- Fort Marion Prisoners and the Trauma of Native Education by Diane Glancy
This brief and suggestive book imaginatively reconstructs the experiences of the Fort Marion prisoners and reflects on the trauma of Native education, including the author’s own. These two main subjects unquestionably have to do with each other, but as Diane Glancy writes, the exact nature of the relationship is oblique: “In my travels for this book, my offsetness met the offsetness of those prisoners who had lost their way of life, and in that, I found a placement, a sense of belonging” (117). Glancy confides that “in my research, the interiority of the prisoners began to speak in my imagination as they sat at the tables in the casement listening to what they were supposed to learn” (88). Listening to their ghostly voices in turn, absorbing their ledger art, and carefully detailing her own writing methods, Glancy chronicles the ways her travels and the prisoners’ travels intersect.
She opens her book with an account of the prisoners’ involuntary trip from Fort Sill, Oklahoma, to Fort Marion, St. Augustine, Florida, in 1875, then begins the hard work of imagining the prisoners’ largely undocumented interior lives and representing “different versions of the same story—the telling and retelling of the story in different ways” (14). Offering both third-person and first-person narratives, moving back and forth across historical periods, mixing in photographs of Southern Plains Indians and ledger art, and more, Glancy reanimates and recontextualizes the Fort Marion prisoners.

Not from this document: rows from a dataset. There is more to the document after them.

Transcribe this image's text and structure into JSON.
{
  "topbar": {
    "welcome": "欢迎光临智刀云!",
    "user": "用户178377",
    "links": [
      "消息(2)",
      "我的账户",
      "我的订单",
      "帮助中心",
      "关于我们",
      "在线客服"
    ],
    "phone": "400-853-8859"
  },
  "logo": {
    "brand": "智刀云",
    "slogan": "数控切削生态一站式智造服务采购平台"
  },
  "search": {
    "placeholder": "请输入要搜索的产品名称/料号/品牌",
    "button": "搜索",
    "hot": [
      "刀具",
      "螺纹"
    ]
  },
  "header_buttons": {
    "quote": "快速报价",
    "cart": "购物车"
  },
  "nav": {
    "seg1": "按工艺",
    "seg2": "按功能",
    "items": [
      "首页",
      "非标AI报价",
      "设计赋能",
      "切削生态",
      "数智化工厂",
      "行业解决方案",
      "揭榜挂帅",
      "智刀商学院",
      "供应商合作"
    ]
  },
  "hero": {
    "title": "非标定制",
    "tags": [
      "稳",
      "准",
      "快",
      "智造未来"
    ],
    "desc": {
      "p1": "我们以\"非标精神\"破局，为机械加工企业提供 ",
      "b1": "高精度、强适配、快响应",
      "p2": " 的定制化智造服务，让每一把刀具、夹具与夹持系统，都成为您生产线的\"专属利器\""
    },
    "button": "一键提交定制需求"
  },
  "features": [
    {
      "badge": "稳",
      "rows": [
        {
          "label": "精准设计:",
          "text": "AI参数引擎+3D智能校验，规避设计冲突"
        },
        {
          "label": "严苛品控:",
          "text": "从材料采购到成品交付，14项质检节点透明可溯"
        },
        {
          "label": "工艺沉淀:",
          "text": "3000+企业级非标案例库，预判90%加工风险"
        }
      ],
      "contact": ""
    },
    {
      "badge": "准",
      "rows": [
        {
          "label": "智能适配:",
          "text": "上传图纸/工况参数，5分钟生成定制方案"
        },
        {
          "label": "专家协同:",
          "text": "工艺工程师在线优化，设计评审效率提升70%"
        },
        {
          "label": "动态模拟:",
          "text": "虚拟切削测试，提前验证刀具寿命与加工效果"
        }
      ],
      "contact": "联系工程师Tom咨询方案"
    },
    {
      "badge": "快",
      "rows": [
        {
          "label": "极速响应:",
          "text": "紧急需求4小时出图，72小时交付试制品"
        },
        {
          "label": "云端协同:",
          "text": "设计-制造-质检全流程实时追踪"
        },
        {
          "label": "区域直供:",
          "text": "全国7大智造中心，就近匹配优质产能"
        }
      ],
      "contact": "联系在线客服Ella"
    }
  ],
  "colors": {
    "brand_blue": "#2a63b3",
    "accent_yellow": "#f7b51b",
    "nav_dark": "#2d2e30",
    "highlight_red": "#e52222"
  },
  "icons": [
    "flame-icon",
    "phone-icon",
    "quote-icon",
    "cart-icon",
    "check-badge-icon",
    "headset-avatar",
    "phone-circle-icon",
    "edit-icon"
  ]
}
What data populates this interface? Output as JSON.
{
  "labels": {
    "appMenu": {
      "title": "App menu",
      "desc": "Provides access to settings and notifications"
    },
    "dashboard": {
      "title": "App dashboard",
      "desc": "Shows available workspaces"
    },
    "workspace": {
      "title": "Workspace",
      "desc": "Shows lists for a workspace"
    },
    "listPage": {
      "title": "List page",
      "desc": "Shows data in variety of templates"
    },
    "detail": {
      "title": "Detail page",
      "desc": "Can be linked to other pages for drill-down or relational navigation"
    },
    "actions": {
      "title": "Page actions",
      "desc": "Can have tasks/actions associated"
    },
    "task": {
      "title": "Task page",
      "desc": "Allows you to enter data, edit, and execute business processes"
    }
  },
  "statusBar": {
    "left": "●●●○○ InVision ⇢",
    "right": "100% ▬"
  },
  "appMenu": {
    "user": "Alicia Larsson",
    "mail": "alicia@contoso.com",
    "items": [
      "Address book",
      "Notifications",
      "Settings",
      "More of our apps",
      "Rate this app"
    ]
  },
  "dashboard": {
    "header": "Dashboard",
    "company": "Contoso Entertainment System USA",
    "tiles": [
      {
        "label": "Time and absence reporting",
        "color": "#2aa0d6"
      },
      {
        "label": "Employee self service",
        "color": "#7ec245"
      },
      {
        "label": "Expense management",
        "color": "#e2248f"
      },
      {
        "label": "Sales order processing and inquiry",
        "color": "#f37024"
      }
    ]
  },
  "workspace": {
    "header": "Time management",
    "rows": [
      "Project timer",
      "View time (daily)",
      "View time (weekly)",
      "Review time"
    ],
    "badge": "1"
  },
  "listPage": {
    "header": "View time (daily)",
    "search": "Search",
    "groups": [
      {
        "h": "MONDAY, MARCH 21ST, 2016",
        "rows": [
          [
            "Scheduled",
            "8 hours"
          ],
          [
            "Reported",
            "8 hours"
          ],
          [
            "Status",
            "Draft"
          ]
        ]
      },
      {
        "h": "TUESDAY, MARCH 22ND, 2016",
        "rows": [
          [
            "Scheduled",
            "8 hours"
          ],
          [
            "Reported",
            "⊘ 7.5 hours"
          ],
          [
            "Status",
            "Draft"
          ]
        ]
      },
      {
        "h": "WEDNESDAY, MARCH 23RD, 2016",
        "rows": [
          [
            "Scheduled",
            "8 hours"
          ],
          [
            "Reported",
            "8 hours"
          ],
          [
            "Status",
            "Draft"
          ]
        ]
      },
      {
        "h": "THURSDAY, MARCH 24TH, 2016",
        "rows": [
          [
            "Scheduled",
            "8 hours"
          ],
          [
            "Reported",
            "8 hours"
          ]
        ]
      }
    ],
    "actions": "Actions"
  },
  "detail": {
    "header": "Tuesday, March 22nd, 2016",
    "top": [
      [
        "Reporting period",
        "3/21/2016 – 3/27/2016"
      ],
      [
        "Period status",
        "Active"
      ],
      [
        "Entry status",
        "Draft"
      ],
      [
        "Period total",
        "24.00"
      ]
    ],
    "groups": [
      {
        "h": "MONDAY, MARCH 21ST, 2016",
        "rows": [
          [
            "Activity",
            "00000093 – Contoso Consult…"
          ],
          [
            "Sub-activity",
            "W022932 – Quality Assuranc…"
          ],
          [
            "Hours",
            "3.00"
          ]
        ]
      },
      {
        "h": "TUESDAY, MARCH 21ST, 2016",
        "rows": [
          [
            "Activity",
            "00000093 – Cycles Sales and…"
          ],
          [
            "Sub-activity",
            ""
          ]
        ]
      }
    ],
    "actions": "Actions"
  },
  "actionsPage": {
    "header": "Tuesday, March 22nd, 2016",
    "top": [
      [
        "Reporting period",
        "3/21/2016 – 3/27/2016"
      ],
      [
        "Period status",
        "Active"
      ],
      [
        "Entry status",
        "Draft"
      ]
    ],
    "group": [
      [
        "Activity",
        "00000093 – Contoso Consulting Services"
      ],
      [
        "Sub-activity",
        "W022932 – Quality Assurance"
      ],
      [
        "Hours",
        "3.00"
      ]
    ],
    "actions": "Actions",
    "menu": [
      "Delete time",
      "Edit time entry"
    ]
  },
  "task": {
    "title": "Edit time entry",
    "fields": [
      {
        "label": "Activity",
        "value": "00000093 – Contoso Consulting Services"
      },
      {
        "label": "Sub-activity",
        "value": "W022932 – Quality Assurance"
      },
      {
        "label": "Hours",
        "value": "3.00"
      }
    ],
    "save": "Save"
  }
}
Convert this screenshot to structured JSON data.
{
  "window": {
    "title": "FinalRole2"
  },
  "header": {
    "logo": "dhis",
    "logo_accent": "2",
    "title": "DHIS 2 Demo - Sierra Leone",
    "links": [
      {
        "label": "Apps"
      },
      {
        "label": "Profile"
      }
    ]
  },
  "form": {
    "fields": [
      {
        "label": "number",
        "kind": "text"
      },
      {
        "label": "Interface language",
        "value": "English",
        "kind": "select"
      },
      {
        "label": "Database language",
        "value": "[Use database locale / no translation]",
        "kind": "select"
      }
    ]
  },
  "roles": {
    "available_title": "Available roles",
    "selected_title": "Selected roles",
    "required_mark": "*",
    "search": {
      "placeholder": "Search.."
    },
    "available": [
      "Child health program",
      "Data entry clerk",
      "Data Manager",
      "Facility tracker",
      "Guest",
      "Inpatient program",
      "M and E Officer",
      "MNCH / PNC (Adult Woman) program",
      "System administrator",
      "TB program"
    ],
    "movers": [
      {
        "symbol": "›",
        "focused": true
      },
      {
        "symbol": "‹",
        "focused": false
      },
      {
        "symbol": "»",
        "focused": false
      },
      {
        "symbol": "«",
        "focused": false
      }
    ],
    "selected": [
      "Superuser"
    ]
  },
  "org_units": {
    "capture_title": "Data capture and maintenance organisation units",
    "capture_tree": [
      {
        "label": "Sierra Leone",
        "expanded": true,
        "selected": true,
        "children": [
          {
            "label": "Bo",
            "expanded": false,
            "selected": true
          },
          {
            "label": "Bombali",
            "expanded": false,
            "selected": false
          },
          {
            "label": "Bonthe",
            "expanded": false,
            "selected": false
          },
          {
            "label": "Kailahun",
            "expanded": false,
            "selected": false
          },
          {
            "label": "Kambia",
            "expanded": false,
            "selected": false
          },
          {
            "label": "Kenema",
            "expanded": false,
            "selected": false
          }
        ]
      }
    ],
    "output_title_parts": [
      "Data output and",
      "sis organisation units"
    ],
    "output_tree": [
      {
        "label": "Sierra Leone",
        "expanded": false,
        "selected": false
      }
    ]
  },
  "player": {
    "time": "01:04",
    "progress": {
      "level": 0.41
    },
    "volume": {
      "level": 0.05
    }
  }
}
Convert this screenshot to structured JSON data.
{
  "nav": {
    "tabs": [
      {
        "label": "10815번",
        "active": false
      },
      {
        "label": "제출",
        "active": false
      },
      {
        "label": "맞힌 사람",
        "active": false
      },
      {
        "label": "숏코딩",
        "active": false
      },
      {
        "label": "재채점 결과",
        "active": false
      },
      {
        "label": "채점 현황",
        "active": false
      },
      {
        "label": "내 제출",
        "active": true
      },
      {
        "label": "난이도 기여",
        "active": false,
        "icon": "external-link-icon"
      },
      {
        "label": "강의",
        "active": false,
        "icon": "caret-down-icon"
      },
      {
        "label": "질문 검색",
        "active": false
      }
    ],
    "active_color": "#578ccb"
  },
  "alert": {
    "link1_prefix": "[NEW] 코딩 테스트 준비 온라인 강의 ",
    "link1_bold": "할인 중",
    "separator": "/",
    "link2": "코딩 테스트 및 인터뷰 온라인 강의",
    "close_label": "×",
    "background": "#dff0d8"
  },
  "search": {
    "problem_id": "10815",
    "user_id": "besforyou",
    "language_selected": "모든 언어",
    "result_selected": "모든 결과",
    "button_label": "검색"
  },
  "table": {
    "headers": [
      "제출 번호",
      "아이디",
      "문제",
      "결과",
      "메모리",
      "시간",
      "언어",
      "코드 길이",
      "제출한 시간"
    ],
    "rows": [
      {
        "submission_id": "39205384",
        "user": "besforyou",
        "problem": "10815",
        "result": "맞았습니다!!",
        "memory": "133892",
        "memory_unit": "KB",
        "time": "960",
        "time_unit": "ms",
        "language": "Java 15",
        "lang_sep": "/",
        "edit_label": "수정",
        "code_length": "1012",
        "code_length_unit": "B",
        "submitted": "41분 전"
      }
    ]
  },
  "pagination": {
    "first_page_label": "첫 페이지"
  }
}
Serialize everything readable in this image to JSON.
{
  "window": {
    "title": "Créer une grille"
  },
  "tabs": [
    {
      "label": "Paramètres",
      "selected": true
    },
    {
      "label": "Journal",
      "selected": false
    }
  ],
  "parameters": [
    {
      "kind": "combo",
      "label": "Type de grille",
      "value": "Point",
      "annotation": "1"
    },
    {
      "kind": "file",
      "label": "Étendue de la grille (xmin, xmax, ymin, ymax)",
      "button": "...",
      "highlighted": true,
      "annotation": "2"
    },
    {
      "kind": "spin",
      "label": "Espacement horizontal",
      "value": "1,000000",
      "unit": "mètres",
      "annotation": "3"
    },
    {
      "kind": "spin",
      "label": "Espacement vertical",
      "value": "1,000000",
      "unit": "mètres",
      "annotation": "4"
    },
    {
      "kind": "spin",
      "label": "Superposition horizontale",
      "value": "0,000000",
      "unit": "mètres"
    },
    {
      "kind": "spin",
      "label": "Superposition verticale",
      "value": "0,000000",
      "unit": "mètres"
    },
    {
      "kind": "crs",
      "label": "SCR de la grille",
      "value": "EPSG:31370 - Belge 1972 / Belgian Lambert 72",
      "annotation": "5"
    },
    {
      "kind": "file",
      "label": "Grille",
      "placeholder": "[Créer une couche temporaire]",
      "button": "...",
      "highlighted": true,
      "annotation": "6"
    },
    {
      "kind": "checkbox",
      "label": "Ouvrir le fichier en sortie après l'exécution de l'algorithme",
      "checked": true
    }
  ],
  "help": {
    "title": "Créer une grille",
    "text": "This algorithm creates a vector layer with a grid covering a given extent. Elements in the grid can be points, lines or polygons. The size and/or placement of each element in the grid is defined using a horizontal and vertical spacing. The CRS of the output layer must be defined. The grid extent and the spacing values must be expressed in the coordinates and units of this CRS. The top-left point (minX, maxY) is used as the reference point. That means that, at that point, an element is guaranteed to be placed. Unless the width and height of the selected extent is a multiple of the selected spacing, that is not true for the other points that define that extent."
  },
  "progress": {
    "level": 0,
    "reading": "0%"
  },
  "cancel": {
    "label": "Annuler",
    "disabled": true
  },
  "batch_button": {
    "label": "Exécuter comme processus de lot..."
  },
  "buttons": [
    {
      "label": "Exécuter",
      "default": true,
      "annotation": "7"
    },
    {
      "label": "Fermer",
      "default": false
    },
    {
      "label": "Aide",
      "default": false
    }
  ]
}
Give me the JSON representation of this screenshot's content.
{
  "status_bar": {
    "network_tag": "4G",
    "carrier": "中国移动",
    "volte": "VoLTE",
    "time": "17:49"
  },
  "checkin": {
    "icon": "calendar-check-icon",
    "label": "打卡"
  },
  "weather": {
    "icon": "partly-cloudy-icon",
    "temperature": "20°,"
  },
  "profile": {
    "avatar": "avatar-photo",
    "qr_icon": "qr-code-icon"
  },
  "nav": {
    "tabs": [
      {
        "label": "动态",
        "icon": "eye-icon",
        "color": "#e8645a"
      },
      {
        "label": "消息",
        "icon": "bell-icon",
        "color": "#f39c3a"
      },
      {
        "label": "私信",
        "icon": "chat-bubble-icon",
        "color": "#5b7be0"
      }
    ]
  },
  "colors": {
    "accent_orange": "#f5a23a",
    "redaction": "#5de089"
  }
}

This is thus a book about hauntings as well [End Page 328] as journeys. It is also a very interesting book about writing. Glancy’s reflective pieces about her writing process are often illuminating, though perhaps they also signal a worry that the method she uses might not be sufficient unto itself. To my reading, some passages, and indeed some of the glosses, remain somewhat cryptic. That said, Glancy has written a memorable book. Intuitively and perceptively connecting the difficult journeys of late nineteenth-century Southern Plains Indians and her own difficult journeys more than one hundred years later, Glancy gives us valuable, evocative ways of imagining the Great Plains and its peoples in motion, undertaking often painful and traumatic journeys to understand who they are, where they have been, and where they might be going.